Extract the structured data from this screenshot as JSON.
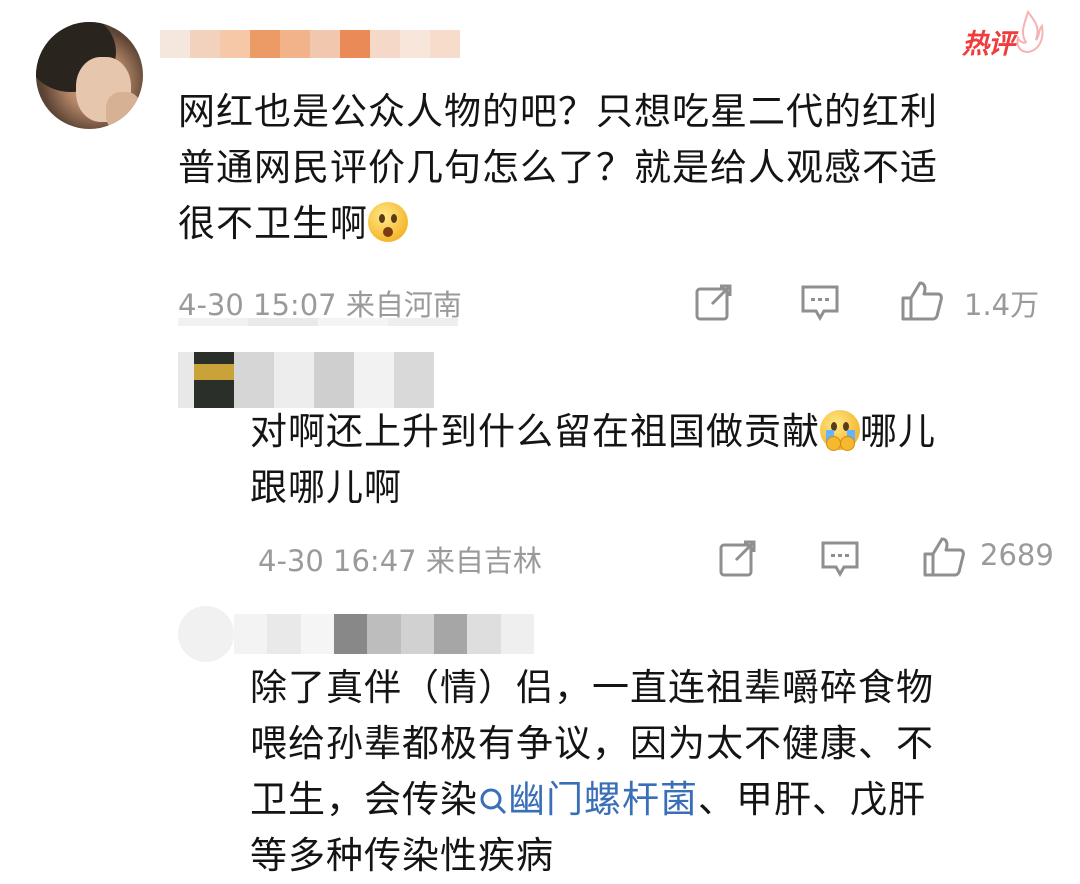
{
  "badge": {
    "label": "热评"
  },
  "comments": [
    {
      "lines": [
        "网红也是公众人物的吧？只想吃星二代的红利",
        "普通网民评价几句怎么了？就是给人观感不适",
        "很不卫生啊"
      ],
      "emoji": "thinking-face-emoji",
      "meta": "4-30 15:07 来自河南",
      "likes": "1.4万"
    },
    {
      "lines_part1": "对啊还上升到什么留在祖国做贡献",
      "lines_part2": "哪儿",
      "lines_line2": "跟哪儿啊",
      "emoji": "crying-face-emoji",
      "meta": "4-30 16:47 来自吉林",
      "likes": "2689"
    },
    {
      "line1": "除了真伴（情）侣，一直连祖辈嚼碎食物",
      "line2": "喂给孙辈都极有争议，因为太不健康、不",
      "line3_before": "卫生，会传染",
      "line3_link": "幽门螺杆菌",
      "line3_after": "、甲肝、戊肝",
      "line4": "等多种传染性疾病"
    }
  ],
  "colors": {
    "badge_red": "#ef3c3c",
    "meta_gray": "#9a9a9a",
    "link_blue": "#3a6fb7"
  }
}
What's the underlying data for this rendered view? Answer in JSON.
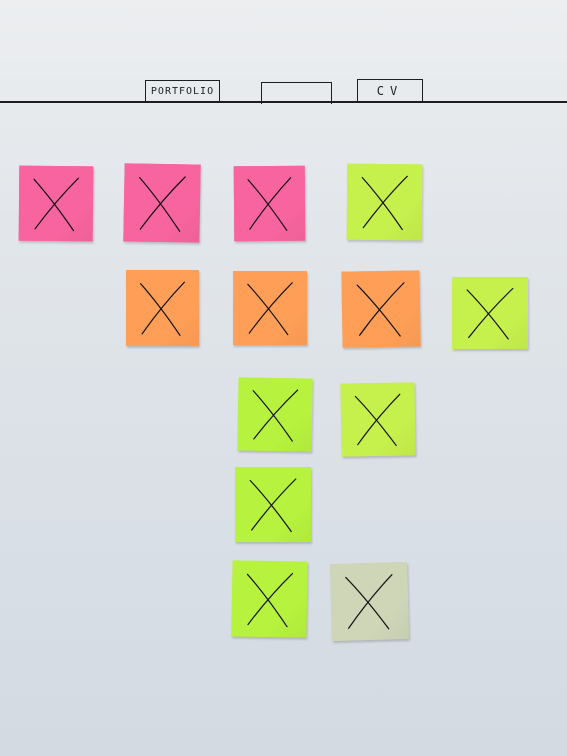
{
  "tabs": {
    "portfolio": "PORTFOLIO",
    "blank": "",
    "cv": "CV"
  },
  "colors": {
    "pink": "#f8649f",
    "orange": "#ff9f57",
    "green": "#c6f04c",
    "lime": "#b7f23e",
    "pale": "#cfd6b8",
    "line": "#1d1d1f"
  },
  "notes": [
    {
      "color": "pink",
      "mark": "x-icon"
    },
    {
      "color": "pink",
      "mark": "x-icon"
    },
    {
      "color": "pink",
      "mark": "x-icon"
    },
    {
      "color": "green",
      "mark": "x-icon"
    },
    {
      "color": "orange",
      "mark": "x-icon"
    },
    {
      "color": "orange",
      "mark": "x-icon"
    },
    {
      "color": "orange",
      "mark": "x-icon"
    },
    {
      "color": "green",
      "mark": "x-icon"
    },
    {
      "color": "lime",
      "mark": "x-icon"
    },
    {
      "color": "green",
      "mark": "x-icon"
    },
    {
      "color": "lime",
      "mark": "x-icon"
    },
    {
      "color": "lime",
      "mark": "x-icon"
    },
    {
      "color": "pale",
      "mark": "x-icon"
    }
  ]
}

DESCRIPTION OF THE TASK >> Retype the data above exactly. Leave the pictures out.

REPLY TO THE EXERCISE >>
Extract the structured data from this screenshot as JSON.
{
  "badge": {
    "label": "热评"
  },
  "comments": [
    {
      "lines": [
        "网红也是公众人物的吧？只想吃星二代的红利",
        "普通网民评价几句怎么了？就是给人观感不适",
        "很不卫生啊"
      ],
      "emoji": "thinking-face-emoji",
      "meta": "4-30 15:07 来自河南",
      "likes": "1.4万"
    },
    {
      "lines_part1": "对啊还上升到什么留在祖国做贡献",
      "lines_part2": "哪儿",
      "lines_line2": "跟哪儿啊",
      "emoji": "crying-face-emoji",
      "meta": "4-30 16:47 来自吉林",
      "likes": "2689"
    },
    {
      "line1": "除了真伴（情）侣，一直连祖辈嚼碎食物",
      "line2": "喂给孙辈都极有争议，因为太不健康、不",
      "line3_before": "卫生，会传染",
      "line3_link": "幽门螺杆菌",
      "line3_after": "、甲肝、戊肝",
      "line4": "等多种传染性疾病"
    }
  ],
  "colors": {
    "badge_red": "#ef3c3c",
    "meta_gray": "#9a9a9a",
    "link_blue": "#3a6fb7"
  }
}
What's the underlying data for this rendered view? Answer in JSON.
{
  "tabs": {
    "portfolio": "PORTFOLIO",
    "blank": "",
    "cv": "CV"
  },
  "colors": {
    "pink": "#f8649f",
    "orange": "#ff9f57",
    "green": "#c6f04c",
    "lime": "#b7f23e",
    "pale": "#cfd6b8",
    "line": "#1d1d1f"
  },
  "notes": [
    {
      "color": "pink",
      "mark": "x-icon"
    },
    {
      "color": "pink",
      "mark": "x-icon"
    },
    {
      "color": "pink",
      "mark": "x-icon"
    },
    {
      "color": "green",
      "mark": "x-icon"
    },
    {
      "color": "orange",
      "mark": "x-icon"
    },
    {
      "color": "orange",
      "mark": "x-icon"
    },
    {
      "color": "orange",
      "mark": "x-icon"
    },
    {
      "color": "green",
      "mark": "x-icon"
    },
    {
      "color": "lime",
      "mark": "x-icon"
    },
    {
      "color": "green",
      "mark": "x-icon"
    },
    {
      "color": "lime",
      "mark": "x-icon"
    },
    {
      "color": "lime",
      "mark": "x-icon"
    },
    {
      "color": "pale",
      "mark": "x-icon"
    }
  ]
}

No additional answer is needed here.